WORK INSTRUCTION — Find all lines with the word "they" in the material, then copy them.

TASK DATA —
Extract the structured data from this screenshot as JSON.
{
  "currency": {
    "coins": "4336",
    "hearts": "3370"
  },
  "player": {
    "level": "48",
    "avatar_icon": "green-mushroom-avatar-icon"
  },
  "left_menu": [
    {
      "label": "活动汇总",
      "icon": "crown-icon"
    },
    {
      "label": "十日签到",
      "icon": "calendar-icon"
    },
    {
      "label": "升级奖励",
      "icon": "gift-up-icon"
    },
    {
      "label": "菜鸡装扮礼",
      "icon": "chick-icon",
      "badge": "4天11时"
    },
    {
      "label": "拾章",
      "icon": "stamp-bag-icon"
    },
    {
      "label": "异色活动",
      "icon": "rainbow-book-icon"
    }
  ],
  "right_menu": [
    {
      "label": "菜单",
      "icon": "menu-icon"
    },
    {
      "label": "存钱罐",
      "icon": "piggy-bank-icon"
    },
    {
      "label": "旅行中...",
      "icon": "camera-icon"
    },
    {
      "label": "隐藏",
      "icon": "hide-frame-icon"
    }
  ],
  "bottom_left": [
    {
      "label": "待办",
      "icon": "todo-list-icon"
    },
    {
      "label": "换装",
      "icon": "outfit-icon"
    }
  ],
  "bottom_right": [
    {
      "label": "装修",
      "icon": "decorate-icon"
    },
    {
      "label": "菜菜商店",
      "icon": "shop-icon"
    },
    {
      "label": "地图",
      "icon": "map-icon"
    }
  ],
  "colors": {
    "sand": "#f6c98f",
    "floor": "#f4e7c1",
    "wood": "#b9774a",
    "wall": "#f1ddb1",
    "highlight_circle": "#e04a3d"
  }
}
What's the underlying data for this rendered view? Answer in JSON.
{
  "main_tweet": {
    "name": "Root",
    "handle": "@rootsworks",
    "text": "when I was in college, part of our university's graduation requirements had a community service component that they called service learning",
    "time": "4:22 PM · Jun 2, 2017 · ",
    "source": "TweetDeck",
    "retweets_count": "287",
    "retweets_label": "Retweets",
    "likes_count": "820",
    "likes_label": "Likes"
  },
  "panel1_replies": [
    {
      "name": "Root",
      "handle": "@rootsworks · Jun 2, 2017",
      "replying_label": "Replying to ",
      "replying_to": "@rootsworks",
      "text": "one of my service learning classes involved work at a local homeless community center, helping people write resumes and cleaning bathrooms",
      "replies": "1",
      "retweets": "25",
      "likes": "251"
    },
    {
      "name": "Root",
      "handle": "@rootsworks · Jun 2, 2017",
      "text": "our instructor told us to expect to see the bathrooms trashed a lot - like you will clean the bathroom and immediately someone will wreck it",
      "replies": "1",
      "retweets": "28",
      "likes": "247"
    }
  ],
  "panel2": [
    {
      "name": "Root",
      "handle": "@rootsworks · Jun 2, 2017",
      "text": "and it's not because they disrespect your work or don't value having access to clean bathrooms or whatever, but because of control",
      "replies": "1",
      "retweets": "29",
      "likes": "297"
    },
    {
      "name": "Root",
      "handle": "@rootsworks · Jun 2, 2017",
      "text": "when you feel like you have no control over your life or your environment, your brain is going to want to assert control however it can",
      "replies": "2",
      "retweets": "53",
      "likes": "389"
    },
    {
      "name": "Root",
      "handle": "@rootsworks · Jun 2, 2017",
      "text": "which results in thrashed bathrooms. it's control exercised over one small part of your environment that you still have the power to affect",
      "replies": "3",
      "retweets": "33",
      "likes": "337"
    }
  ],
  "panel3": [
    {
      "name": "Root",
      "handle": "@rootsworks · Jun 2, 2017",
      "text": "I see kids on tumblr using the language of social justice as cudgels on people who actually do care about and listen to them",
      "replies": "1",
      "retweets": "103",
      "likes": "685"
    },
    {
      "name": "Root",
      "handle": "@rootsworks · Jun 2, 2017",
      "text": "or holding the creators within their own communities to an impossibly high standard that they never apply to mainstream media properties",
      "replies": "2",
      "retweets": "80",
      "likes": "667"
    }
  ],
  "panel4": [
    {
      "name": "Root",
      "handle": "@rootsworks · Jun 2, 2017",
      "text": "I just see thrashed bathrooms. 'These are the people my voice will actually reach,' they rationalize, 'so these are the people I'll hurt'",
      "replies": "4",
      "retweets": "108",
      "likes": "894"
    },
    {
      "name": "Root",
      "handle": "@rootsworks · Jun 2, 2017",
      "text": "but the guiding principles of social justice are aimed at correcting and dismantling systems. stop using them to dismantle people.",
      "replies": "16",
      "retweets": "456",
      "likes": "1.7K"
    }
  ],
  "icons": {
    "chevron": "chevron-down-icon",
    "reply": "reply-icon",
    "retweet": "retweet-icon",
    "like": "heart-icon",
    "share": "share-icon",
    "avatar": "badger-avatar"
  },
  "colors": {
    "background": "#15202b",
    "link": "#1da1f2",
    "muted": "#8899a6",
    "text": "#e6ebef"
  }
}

COMPLETED EXERCISE —
    "text": "when I was in college, part of our university's graduation requirements had a community service component that they called service learning",
      "text": "and it's not because they disrespect your work or don't value having access to clean bathrooms or whatever, but because of control",
      "text": "or holding the creators within their own communities to an impossibly high standard that they never apply to mainstream media properties",
      "text": "I just see thrashed bathrooms. 'These are the people my voice will actually reach,' they rationalize, 'so these are the people I'll hurt'",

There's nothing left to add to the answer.